### Prompt
Exact copies of all the entries are needed.

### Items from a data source
:::::

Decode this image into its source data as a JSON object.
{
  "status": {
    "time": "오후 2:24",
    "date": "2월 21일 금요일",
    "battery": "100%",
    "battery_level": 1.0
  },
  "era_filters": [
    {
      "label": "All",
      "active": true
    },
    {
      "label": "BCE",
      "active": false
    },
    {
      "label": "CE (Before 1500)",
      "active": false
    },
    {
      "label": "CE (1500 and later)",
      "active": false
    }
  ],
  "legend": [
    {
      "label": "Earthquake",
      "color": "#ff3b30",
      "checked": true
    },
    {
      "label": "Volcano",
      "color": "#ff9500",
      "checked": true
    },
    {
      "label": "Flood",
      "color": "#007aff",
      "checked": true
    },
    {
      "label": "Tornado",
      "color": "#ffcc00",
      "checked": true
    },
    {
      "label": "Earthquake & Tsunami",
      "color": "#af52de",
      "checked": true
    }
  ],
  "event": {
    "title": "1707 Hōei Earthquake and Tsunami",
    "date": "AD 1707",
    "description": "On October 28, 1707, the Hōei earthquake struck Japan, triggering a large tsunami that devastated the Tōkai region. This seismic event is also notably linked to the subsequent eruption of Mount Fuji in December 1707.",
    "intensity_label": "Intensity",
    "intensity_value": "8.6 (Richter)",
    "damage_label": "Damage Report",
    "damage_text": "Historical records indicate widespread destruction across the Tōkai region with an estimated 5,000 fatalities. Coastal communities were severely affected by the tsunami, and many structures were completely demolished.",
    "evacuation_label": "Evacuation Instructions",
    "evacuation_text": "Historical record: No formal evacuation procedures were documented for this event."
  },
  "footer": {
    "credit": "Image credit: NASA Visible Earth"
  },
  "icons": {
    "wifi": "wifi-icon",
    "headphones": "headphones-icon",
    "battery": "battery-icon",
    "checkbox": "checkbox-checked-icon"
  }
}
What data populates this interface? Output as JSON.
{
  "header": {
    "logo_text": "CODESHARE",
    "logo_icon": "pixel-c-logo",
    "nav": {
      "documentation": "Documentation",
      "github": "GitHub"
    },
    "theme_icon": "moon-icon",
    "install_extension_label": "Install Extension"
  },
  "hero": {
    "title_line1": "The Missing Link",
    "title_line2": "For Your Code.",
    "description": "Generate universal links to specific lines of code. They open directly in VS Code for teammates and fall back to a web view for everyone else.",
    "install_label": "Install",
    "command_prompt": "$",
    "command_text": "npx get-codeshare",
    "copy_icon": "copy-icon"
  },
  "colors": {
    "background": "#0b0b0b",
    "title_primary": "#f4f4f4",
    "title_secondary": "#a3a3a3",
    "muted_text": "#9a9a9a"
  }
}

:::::

### Result of this task
Decode this image into its source data as a JSON object.
{
  "status": {
    "time": "오후 2:24",
    "date": "2월 21일 금요일",
    "battery": "100%",
    "battery_level": 1.0
  },
  "era_filters": [
    {
      "label": "All",
      "active": true
    },
    {
      "label": "BCE",
      "active": false
    },
    {
      "label": "CE (Before 1500)",
      "active": false
    },
    {
      "label": "CE (1500 and later)",
      "active": false
    }
  ],
  "legend": [
    {
      "label": "Earthquake",
      "color": "#ff3b30",
      "checked": true
    },
    {
      "label": "Volcano",
      "color": "#ff9500",
      "checked": true
    },
    {
      "label": "Flood",
      "color": "#007aff",
      "checked": true
    },
    {
      "label": "Tornado",
      "color": "#ffcc00",
      "checked": true
    },
    {
      "label": "Earthquake & Tsunami",
      "color": "#af52de",
      "checked": true
    }
  ],
  "event": {
    "title": "1707 Hōei Earthquake and Tsunami",
    "date": "AD 1707",
    "description": "On October 28, 1707, the Hōei earthquake struck Japan, triggering a large tsunami that devastated the Tōkai region. This seismic event is also notably linked to the subsequent eruption of Mount Fuji in December 1707.",
    "intensity_label": "Intensity",
    "intensity_value": "8.6 (Richter)",
    "damage_label": "Damage Report",
    "damage_text": "Historical records indicate widespread destruction across the Tōkai region with an estimated 5,000 fatalities. Coastal communities were severely affected by the tsunami, and many structures were completely demolished.",
    "evacuation_label": "Evacuation Instructions",
    "evacuation_text": "Historical record: No formal evacuation procedures were documented for this event."
  },
  "footer": {
    "credit": "Image credit: NASA Visible Earth"
  },
  "icons": {
    "wifi": "wifi-icon",
    "headphones": "headphones-icon",
    "battery": "battery-icon",
    "checkbox": "checkbox-checked-icon"
  }
}
What data populates this interface? Output as JSON.
{
  "header": {
    "logo_text": "CODESHARE",
    "logo_icon": "pixel-c-logo",
    "nav": {
      "documentation": "Documentation",
      "github": "GitHub"
    },
    "theme_icon": "moon-icon",
    "install_extension_label": "Install Extension"
  },
  "hero": {
    "title_line1": "The Missing Link",
    "title_line2": "For Your Code.",
    "description": "Generate universal links to specific lines of code. They open directly in VS Code for teammates and fall back to a web view for everyone else.",
    "install_label": "Install",
    "command_prompt": "$",
    "command_text": "npx get-codeshare",
    "copy_icon": "copy-icon"
  },
  "colors": {
    "background": "#0b0b0b",
    "title_primary": "#f4f4f4",
    "title_secondary": "#a3a3a3",
    "muted_text": "#9a9a9a"
  }
}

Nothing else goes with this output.